There is an unexamined assumption that creating lean and mean staffing in our organizations is good. I think this stems from another assumption that if we keep costs to a minimum, the organization will show more profit at the end of the period. However, redundancy is an essential component of resilient systems. Lean and mean staffing structures tend to reduce our organization’s redundancy of knowledge and skills. Like a single food chain in nature, if a person leaves or retires, they take their knowledge and skills with them. If no other individuals hold that knowledge, the organization is left with a gap they need to fill quickly.

This is exasperating when the organization’s work is complex, and the knowledge and skills take time to accumulate. As a result of the loss of talent, the organization’s effectiveness is diminished for a period of time. If the organization doesn’t learn that being lean is actually making them more fragile, then the leaders tend to continue the staffing pattern without change, even if they experience the problem with a loss of talent, knowledge, and skill directly. We need to ask where we need to add redundancy in our organization. We should ask that question in our personal lives, also!

What happens when efficiency is the primary goal
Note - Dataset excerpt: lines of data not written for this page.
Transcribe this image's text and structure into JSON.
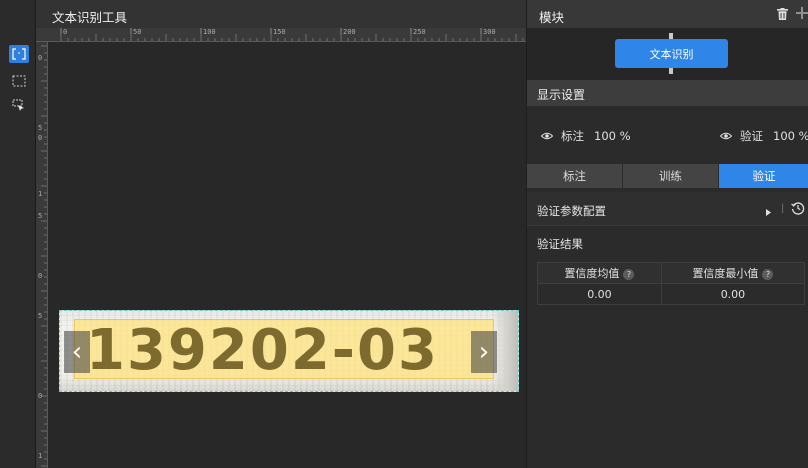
{
  "canvas": {
    "title": "文本识别工具",
    "ruler_top_labels": [
      "0",
      "50",
      "100",
      "150",
      "200",
      "250",
      "300"
    ],
    "ruler_left_labels": [
      "0",
      "5",
      "0",
      "1",
      "5",
      "0",
      "5",
      "0",
      "1"
    ],
    "ocr_text": "139202-03",
    "prev_arrow": "‹",
    "next_arrow": "›"
  },
  "tools": [
    {
      "name": "rect-select-tool",
      "active": true
    },
    {
      "name": "region-select-tool",
      "active": false
    },
    {
      "name": "image-crop-tool",
      "active": false
    }
  ],
  "panel": {
    "module_title": "模块",
    "module_node": "文本识别",
    "display_settings": "显示设置",
    "annotation_label": "标注",
    "annotation_opacity": "100 %",
    "verify_label": "验证",
    "verify_opacity": "100 %",
    "tabs": [
      "标注",
      "训练",
      "验证"
    ],
    "active_tab": "验证",
    "verify_config": "验证参数配置",
    "verify_result": "验证结果",
    "table": {
      "headers": [
        "置信度均值",
        "置信度最小值"
      ],
      "help": "?",
      "rows": [
        [
          "0.00",
          "0.00"
        ]
      ]
    }
  },
  "colors": {
    "accent": "#2f86e8",
    "background": "#2b2b2b",
    "highlight": "#ffe278"
  }
}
Organizations often hold up efficiency as a kind of business Holy Grail. If organizations are efficient, then they must be effective. But today, when there are continuing disruptions in business models due to new technologies, or shifts in funding streams, or turbulent markets, innovative thinking is essential. Remember the cow and how it produces milk. The farmer lets the cows out to pasture to graze in the grass and chew their cud. It is this process when they are hooked up to the milking machines that allow them to produce milk.

Some efficiency experts might say that the cows would be more efficient if we just hooked them up to the milking machines 24/7. These efficiency experts are missing how the creative process of producing milk requires time grazing in the field. A sole focus on efficiency actually makes organizations (and people) more fragile. (Read more about the power of hitting pause.)
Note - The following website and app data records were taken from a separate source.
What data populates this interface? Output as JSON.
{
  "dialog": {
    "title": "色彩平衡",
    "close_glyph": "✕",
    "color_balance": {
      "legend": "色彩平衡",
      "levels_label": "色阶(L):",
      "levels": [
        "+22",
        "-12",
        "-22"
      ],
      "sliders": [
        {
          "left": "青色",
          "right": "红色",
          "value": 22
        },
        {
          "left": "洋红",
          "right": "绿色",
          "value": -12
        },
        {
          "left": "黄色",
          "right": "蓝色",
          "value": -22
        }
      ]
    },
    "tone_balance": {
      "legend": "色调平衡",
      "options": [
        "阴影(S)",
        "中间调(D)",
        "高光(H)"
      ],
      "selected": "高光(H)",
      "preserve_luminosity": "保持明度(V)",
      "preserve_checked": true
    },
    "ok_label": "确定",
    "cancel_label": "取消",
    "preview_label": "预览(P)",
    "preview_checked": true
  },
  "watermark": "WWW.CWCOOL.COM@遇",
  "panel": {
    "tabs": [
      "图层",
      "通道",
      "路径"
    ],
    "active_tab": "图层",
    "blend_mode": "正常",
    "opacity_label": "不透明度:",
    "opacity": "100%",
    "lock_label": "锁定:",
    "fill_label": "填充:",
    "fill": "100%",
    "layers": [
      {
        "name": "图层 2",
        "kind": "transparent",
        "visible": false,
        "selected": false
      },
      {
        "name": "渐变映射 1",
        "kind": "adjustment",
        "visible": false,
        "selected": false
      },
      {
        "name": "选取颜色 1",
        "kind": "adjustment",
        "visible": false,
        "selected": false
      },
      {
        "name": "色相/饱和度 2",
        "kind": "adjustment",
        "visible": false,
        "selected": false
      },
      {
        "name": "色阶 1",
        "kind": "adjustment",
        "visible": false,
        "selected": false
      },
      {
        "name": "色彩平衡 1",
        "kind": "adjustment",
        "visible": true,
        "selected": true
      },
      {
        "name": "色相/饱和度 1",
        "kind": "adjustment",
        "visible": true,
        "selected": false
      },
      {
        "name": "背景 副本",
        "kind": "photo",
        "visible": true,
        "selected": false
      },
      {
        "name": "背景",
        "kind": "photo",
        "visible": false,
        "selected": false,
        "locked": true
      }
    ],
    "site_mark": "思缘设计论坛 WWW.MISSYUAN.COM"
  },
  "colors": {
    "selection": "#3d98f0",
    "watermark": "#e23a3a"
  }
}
Fragility comes from having no space to wonder, think, relax, or even waste time. Like the cow, we personally need to have space in our lives where nothing is happening. I lived through the time management craze in the ’80s and ’90s. The philosophy was that we waste too much time and therefore aren’t efficient. At that time, there were special calendars (still in use today) that focused our time in endless 15-minute segments and reinforced the definition of professionalism as eliminating wasted time in our day.

Unexamined organizational assumptions need to be seen and understood

Redundancy, biodiversity, and effectiveness equal resilience – NOT efficiency or lean and mean staffing. We need to notice how our deep background assumptions on how to lead an organization (or our lives) can actually hinder what we aspire to and make us more fragile.

Resilience is defined as the ability to absorb disruption and still maintain function. How can we as individuals nurture ourselves, so we have a well-spring of inner strength to help us get through the crazy times of our life? We can’t do that if we drive ourselves to be highly efficient every single day, without any time to breathe (or graze, if you’re a cow). We also need redundancy in the sources of support we need for living. We don’t need to carry a badge of “I did it all by myself.” That kind of thinking is the personal version of a lean and mean organization.  We ALL need to have any personal redundancy, which is essential for a resilient system, organizationally and individually.